The Emancipation Proclamation: Three Views (Social, Political, Iconographic)
Historian James McPherson was known to call the Emancipation Proclamation the second Revolution of the United States. This not only set slaves free but it took a step towards ending the unjustified bondage of man in America. Lincoln may never have known the true impact of his actions or the legacy he left behind but he changed a nation and a world. After reading most of this book and feedback from others would have read much more into the subject I have a different view of the political game that had to be played in order for everything to work out. In the book ...view middle of the document...
I support these claims in that I believe Lincoln to be great statistician and humanitarian. This slows both, he knows that the Union and Confederates would view his action of freeing slaves as a weak and desperate move to turns the tides of war. In order to prevent this, timing was of the essence. I think Lincoln’s true mission at this point was to win the war. Though if he could do something good at the same time then by all means he will do it.

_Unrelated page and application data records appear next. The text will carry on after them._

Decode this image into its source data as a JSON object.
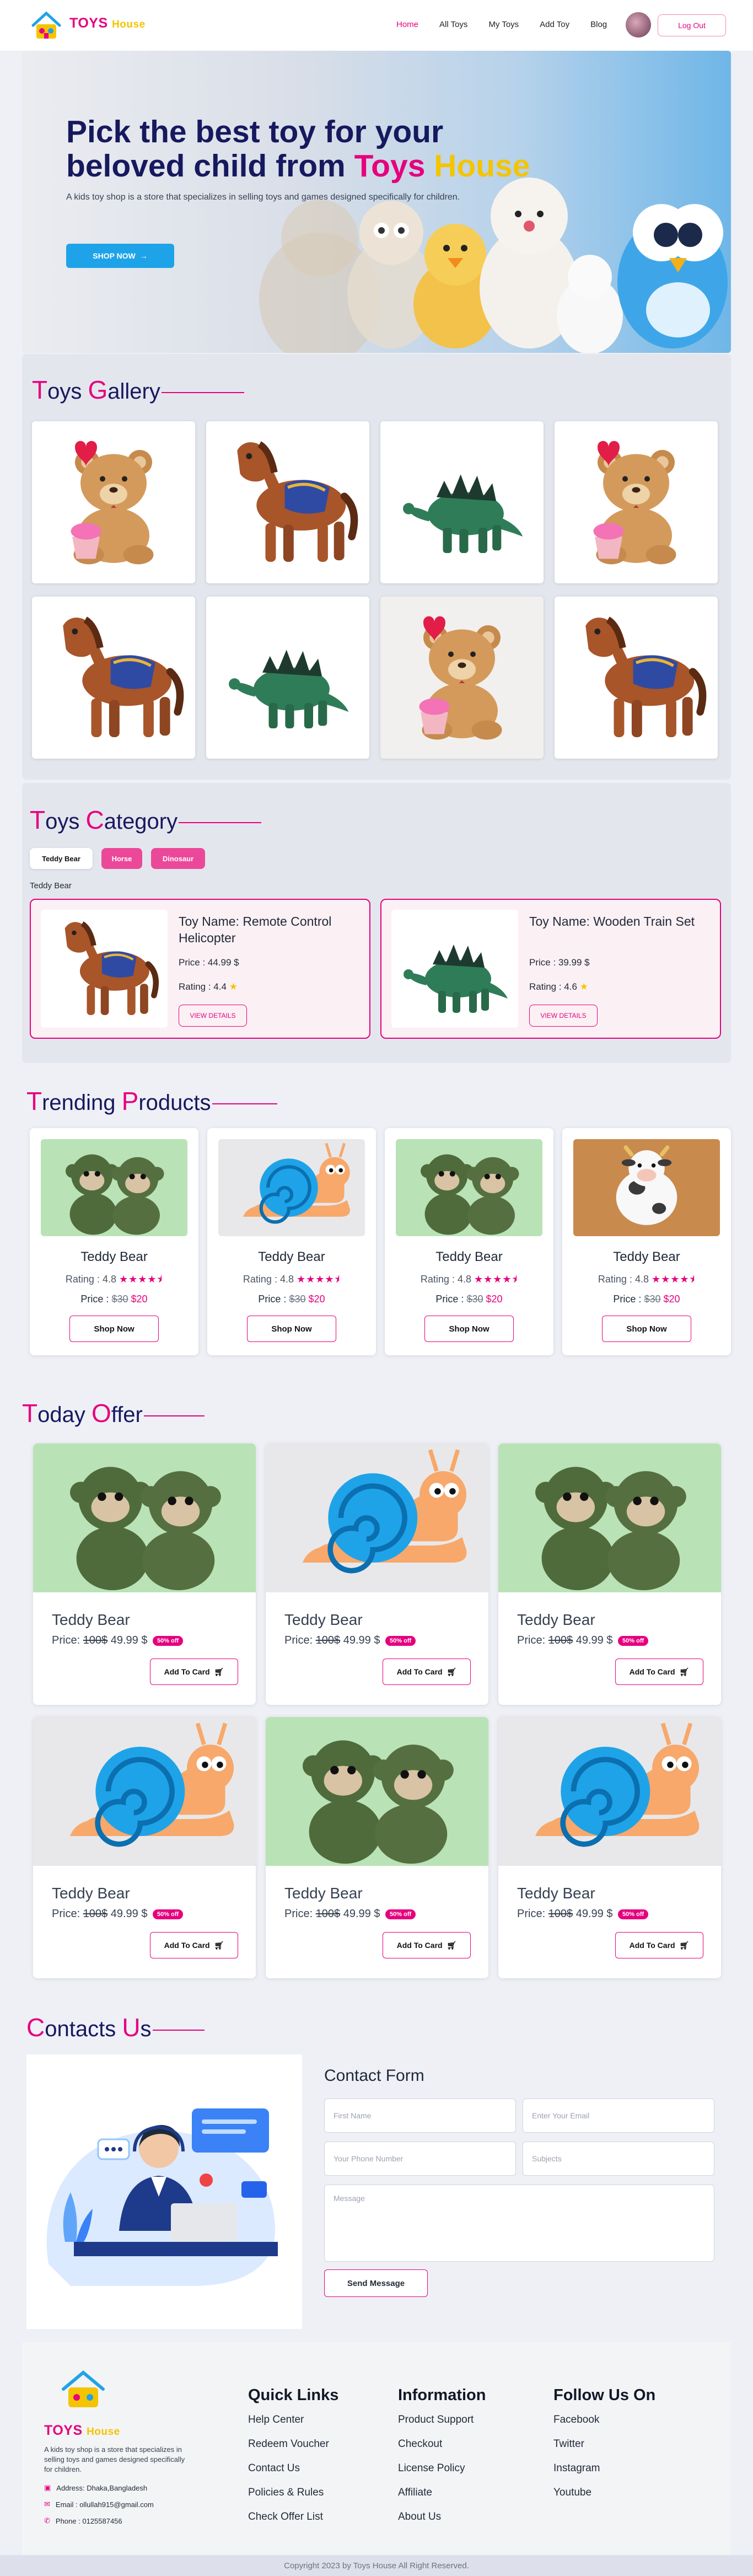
{
  "nav": {
    "brand_first": "TOYS",
    "brand_second": "House",
    "links": [
      "Home",
      "All Toys",
      "My Toys",
      "Add Toy",
      "Blog"
    ],
    "logout": "Log Out"
  },
  "hero": {
    "title_line1": "Pick the best toy for your",
    "title_line2": "beloved child from",
    "title_accent1": "Toys",
    "title_accent2": "House",
    "description": "A kids toy shop is a store that specializes in selling toys and games designed specifically for children.",
    "cta": "SHOP NOW"
  },
  "gallery": {
    "title_first_letter": "T",
    "title_rest1": "oys ",
    "title_second_letter": "G",
    "title_rest2": "allery"
  },
  "category": {
    "title_first_letter": "T",
    "title_rest1": "oys ",
    "title_second_letter": "C",
    "title_rest2": "ategory",
    "tabs": [
      "Teddy Bear",
      "Horse",
      "Dinosaur"
    ],
    "active_label": "Teddy Bear",
    "cards": [
      {
        "name": "Toy Name: Remote Control Helicopter",
        "price": "Price : 44.99 $",
        "rating": "Rating : 4.4",
        "button": "VIEW DETAILS"
      },
      {
        "name": "Toy Name: Wooden Train Set",
        "price": "Price : 39.99 $",
        "rating": "Rating : 4.6",
        "button": "VIEW DETAILS"
      }
    ]
  },
  "trending": {
    "title_first_letter": "T",
    "title_rest1": "rending ",
    "title_second_letter": "P",
    "title_rest2": "roducts",
    "rating_label": "Rating : 4.8",
    "price_label": "Price :",
    "old_price": "$30",
    "new_price": "$20",
    "button": "Shop Now",
    "items": [
      {
        "name": "Teddy Bear"
      },
      {
        "name": "Teddy Bear"
      },
      {
        "name": "Teddy Bear"
      },
      {
        "name": "Teddy Bear"
      }
    ]
  },
  "offer": {
    "title_first_letter": "T",
    "title_rest1": "oday ",
    "title_second_letter": "O",
    "title_rest2": "ffer",
    "name": "Teddy Bear",
    "price_label": "Price:",
    "old_price": "100$",
    "new_price": "49.99 $",
    "badge": "50% off",
    "button": "Add To Card"
  },
  "contact": {
    "title_first_letter": "C",
    "title_rest1": "ontacts ",
    "title_second_letter": "U",
    "title_rest2": "s",
    "form_title": "Contact Form",
    "first_name": "First Name",
    "email": "Enter Your Email",
    "phone": "Your Phone Number",
    "subjects": "Subjects",
    "message": "Message",
    "send": "Send Message"
  },
  "footer": {
    "brand_first": "TOYS",
    "brand_second": "House",
    "about": "A kids toy shop is a store that specializes in selling toys and games designed specifically for children.",
    "address": "Address: Dhaka,Bangladesh",
    "email": "Email : ollullah915@gmail.com",
    "phone": "Phone : 0125587456",
    "quick_links_title": "Quick Links",
    "quick_links": [
      "Help Center",
      "Redeem Voucher",
      "Contact Us",
      "Policies & Rules",
      "Check Offer List"
    ],
    "information_title": "Information",
    "information": [
      "Product Support",
      "Checkout",
      "License Policy",
      "Affiliate",
      "About Us"
    ],
    "follow_title": "Follow Us On",
    "follow": [
      "Facebook",
      "Twitter",
      "Instagram",
      "Youtube"
    ],
    "copyright": "Copyright 2023 by Toys House All Right Reserved."
  },
  "colors": {
    "accent": "#e6007e",
    "brand_yellow": "#f5c400",
    "navy": "#16195e",
    "cta_blue": "#1fa3e8"
  }
}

I can almost feel the way he was thinking in that time. He thought that slavery was an injustice to man and needed to be dealt with in a very careful way. Then he is in this civil war with states dependent on slaves for their industry and economic value. The war is going south (pun intended) and he needs a strategy. This is a chance for him to kill two birds with one stone because if he doesn’t do it now then there may not be a Union to free the slaves in the future. Winning the war is the problem and freeing the slaves and redefining the effort of the war was the key. This would provide him with numerous advantages while with proper timing have little negative effects. One of the more positive effects for Lincoln and the union was the negative economic effect the proclamation had on the confederate states. The major industry in the south was cotton so much so that the Confederacy issued cotton backed bonds to fund much of the war. These bonds were also sold as a type of future in that you could transfer the bond into physical bales of cotton. The back bone of the cotton industry was the slave industry used to for the mass production. Once the emancipation proclamation was issued and encouraged the slaves to leave the south for union and take up arms against the confederates the cotton industry took a hit. This in turn dropped the demand and value and return the bond produced. After the down fall of Atlanta the cotton bond was no longer a reliable source of funding. It is not clear that Lincoln could foresee this outcome but being the great statistician he was I believe he clearly saw this effect.